Over the course of four weeks, Penn Schoen Berland is polling for The Hill in 42 key toss-up races that will be critical in determining control of the U.S. House of Representatives. This project, accomplished by a team led by Mark Penn, founder of the firm, will help The Hill’s readers attain unique insight into the thinking of voters who will decide which party will likely control the next Congress.
Polling is divided into four weeks so that each week we conduct statistically significant polls in 10 to 12 different target races across the U.S. The first week is focused on districts with first-time incumbents, the second week on open-seat districts, the third week on districts with two-term lawmakers and the final week on districts with long-term incumbents.
In aggregate, each week of polling will consist of 4,000 to 4,800 respondents, which carries a margin of error of less than plus or minus 1.6 percent of the areas sampled that week.
The sample for each district undergoes two modes of randomization before calls are made.
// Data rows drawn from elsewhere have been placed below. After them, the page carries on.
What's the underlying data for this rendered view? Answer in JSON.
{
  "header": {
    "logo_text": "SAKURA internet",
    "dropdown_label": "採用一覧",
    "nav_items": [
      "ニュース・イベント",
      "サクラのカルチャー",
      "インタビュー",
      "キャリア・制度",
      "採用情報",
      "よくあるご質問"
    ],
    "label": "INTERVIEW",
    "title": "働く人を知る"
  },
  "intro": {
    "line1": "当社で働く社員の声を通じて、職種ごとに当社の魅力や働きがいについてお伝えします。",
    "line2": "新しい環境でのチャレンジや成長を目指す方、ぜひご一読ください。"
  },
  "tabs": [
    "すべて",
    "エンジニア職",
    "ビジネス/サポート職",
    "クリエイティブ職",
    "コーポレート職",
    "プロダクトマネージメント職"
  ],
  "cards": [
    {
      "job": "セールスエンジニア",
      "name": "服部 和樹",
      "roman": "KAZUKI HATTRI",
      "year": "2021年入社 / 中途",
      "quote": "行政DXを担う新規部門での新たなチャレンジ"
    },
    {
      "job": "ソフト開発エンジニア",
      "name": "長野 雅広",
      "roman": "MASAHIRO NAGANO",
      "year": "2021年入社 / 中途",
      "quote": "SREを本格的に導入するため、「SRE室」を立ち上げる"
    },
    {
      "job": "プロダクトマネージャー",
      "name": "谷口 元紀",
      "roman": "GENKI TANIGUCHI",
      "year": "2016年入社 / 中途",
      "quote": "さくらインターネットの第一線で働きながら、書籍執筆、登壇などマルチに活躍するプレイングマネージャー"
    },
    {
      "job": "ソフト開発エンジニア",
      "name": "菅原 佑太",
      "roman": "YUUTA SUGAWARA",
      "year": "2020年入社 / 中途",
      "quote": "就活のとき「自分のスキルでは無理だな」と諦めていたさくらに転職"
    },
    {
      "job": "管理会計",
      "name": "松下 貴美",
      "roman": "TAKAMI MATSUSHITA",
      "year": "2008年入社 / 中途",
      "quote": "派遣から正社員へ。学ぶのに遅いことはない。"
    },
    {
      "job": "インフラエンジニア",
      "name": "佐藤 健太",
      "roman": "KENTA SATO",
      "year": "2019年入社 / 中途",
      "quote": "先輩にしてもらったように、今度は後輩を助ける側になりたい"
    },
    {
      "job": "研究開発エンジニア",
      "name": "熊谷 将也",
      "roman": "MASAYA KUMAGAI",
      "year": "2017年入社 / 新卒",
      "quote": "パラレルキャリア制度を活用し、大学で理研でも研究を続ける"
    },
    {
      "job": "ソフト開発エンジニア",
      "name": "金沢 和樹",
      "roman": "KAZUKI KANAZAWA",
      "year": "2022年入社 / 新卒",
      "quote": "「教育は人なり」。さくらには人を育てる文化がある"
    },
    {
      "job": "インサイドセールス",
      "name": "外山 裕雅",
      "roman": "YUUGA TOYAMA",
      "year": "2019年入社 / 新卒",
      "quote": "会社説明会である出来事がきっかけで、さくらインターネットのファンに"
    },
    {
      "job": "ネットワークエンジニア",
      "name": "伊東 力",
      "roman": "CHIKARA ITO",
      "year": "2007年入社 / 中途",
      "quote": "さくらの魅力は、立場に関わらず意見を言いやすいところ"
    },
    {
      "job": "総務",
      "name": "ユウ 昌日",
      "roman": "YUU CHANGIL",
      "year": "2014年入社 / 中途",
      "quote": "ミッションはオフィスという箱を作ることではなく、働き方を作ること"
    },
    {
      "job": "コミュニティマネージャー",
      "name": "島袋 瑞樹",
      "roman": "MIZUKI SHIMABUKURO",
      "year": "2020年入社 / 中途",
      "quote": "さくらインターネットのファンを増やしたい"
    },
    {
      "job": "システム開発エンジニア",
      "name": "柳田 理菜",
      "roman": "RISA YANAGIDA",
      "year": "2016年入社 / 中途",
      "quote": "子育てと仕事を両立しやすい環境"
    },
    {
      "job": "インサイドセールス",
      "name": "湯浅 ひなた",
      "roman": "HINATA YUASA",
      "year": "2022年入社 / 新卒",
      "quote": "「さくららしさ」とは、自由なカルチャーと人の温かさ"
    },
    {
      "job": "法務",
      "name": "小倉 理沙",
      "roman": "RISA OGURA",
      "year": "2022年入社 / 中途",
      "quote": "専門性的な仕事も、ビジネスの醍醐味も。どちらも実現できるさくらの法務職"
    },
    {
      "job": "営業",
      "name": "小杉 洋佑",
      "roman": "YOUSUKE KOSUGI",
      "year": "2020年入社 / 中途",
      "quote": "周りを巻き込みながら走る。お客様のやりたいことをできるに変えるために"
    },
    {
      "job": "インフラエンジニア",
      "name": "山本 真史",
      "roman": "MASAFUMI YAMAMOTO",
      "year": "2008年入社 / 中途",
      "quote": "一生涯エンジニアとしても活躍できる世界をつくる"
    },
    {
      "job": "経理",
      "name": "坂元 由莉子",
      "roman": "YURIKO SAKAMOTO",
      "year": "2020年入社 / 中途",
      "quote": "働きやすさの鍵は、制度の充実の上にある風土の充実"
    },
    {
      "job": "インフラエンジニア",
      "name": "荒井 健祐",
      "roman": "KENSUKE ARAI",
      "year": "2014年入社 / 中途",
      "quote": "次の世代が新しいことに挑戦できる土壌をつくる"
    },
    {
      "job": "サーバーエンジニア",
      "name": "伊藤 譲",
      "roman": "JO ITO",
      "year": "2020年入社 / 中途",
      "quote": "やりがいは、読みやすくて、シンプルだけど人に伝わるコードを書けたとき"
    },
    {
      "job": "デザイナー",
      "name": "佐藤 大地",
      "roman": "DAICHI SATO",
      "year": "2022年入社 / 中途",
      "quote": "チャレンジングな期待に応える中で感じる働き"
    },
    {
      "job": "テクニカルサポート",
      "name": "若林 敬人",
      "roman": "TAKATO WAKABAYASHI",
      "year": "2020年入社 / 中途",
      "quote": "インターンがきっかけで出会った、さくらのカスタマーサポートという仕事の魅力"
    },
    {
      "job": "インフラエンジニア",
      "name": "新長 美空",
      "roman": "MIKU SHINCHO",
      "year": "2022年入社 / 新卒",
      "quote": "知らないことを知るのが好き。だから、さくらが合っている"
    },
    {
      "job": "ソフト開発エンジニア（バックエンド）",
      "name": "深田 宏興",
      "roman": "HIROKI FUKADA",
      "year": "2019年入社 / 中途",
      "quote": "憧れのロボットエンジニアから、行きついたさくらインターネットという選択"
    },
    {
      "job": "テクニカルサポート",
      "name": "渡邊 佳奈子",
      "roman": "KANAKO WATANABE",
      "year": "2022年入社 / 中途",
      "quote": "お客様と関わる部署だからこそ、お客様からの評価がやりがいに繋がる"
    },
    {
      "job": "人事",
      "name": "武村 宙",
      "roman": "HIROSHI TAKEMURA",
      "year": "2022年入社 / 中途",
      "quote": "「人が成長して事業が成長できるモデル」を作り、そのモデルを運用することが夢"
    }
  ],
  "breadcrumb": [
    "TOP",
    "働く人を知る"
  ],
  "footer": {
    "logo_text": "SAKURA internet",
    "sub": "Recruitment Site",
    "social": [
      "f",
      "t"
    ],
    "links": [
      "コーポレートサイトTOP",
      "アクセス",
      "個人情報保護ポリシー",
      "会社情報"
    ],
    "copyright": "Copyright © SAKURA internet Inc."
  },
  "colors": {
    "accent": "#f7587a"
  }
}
The composition of data is scrutinized for each district, and if necessary, key demographic information is adjusted based on information from past elections, current voter registration and census data.
When reading the results, it is also important to keep in mind what this project is not.
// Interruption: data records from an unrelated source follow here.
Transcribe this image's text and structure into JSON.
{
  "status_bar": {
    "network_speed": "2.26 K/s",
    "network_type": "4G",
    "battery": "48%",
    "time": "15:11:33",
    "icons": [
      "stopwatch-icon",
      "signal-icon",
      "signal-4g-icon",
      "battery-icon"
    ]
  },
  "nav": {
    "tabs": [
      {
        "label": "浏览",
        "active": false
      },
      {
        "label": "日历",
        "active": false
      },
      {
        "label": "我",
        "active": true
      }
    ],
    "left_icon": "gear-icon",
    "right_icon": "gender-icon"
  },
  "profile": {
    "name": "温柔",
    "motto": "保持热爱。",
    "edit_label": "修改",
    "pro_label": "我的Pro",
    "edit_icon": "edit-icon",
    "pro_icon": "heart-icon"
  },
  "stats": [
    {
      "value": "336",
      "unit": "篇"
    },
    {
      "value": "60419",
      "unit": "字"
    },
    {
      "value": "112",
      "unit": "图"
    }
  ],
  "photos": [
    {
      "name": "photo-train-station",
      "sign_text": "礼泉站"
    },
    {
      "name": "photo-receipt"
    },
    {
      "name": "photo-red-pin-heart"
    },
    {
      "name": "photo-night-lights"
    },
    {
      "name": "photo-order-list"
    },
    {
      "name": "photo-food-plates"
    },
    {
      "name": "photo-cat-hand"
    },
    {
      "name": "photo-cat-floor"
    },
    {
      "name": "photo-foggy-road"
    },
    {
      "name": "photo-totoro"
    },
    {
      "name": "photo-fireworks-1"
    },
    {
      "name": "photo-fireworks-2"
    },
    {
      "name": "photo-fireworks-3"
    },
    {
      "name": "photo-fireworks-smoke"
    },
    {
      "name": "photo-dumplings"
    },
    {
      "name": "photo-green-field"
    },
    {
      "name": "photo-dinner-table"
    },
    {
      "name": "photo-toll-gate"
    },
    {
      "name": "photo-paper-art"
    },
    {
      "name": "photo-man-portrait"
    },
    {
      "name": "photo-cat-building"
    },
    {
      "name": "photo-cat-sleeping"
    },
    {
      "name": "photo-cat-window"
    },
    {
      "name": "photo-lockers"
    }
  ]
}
When aggregated, results will only represent the aggregate of likely voters in the particular swing districts tested each week. They will not represent a national sample, but a sample of a group of key battleground areas. For example, the samples will not include strongly Democratic or strongly Republican districts, which are unlikely to change party in November. They will likely contain many fewer minority voters, who often reside in those districts. The samples will only represent the opinions of those likely voters who reside in toss-up congressional districts that will have an impact on control of the House.
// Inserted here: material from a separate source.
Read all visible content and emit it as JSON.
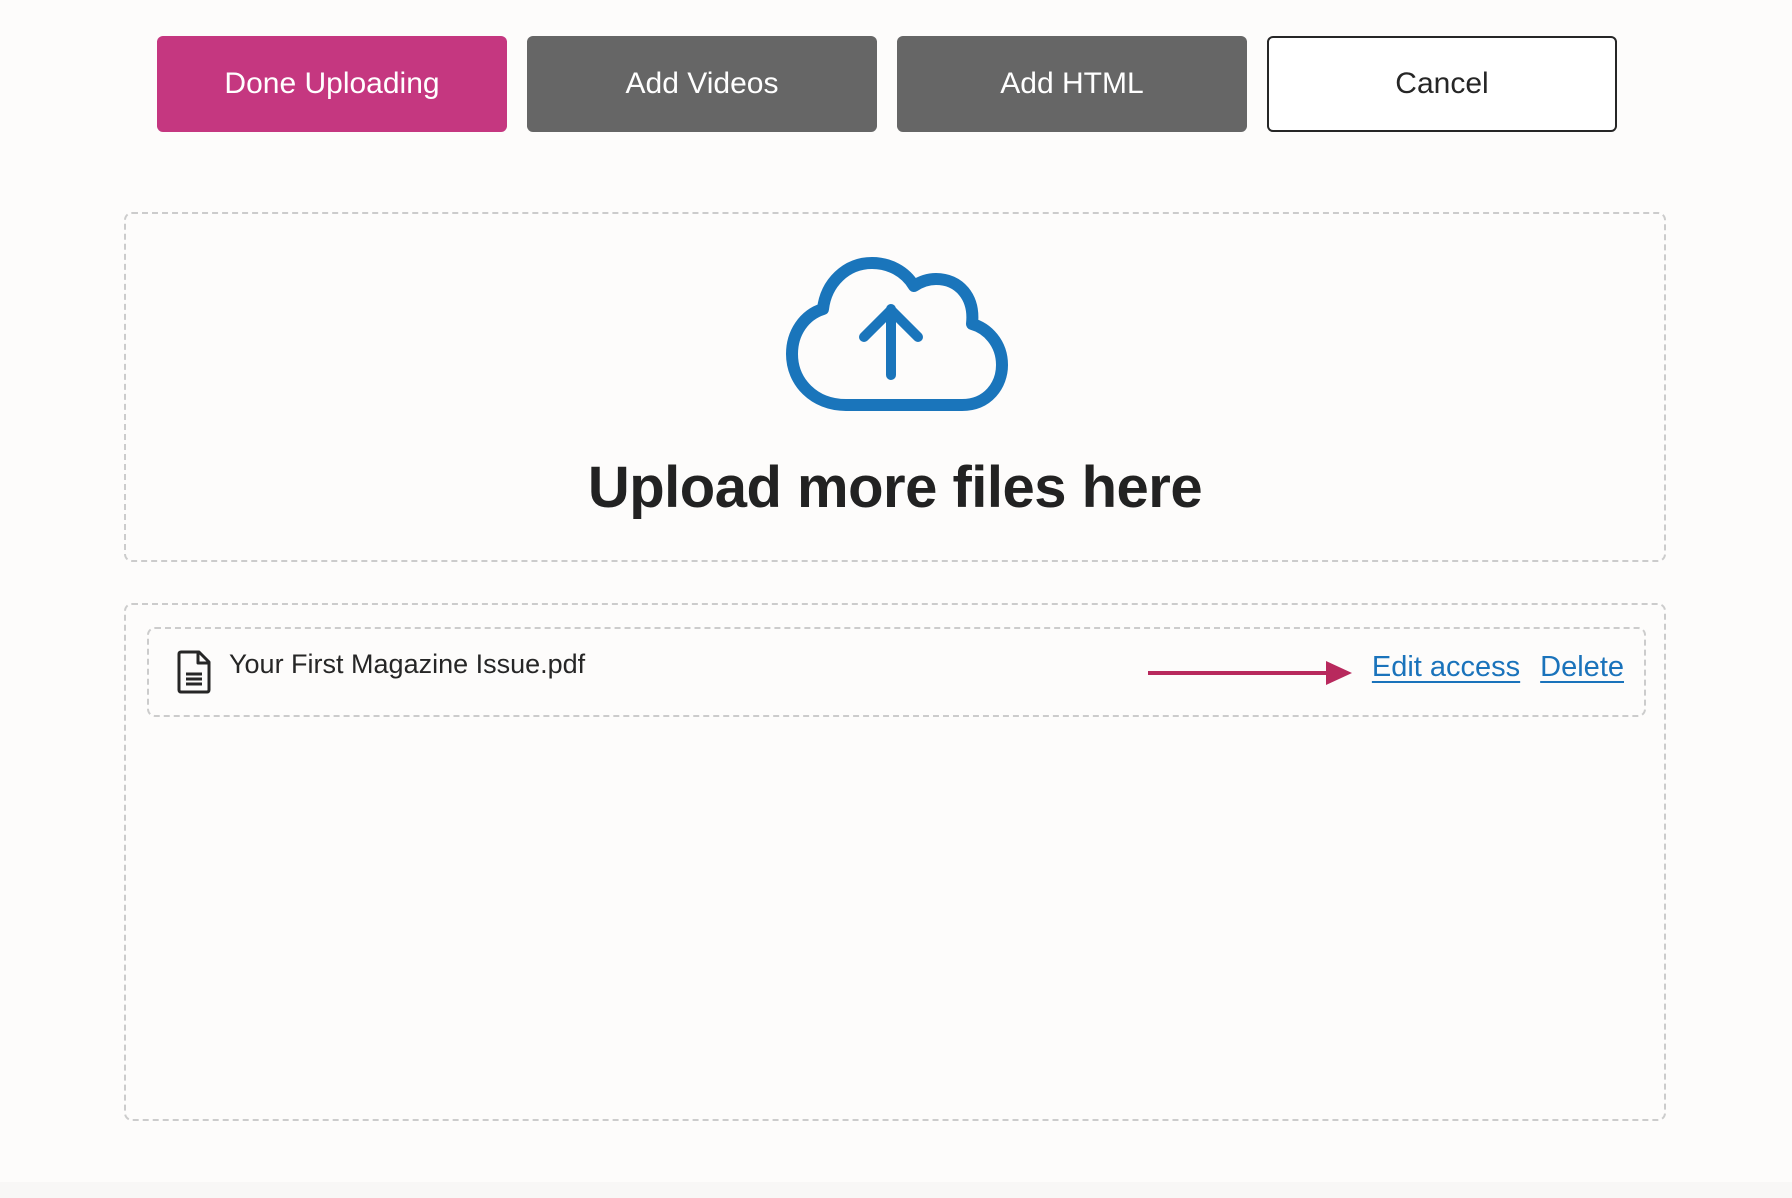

Additionally, we are polling only among likely voters who say they are definitely or probably voting in this November’s elections for Congress. This sample is therefore going to differ not only from the general population but also from overall registered voters in those states and also from the 2008 presidential election, in which turnout will likely end up being much higher.
Penn Schoen Berland
The Hill/ANGA 2010 Midterm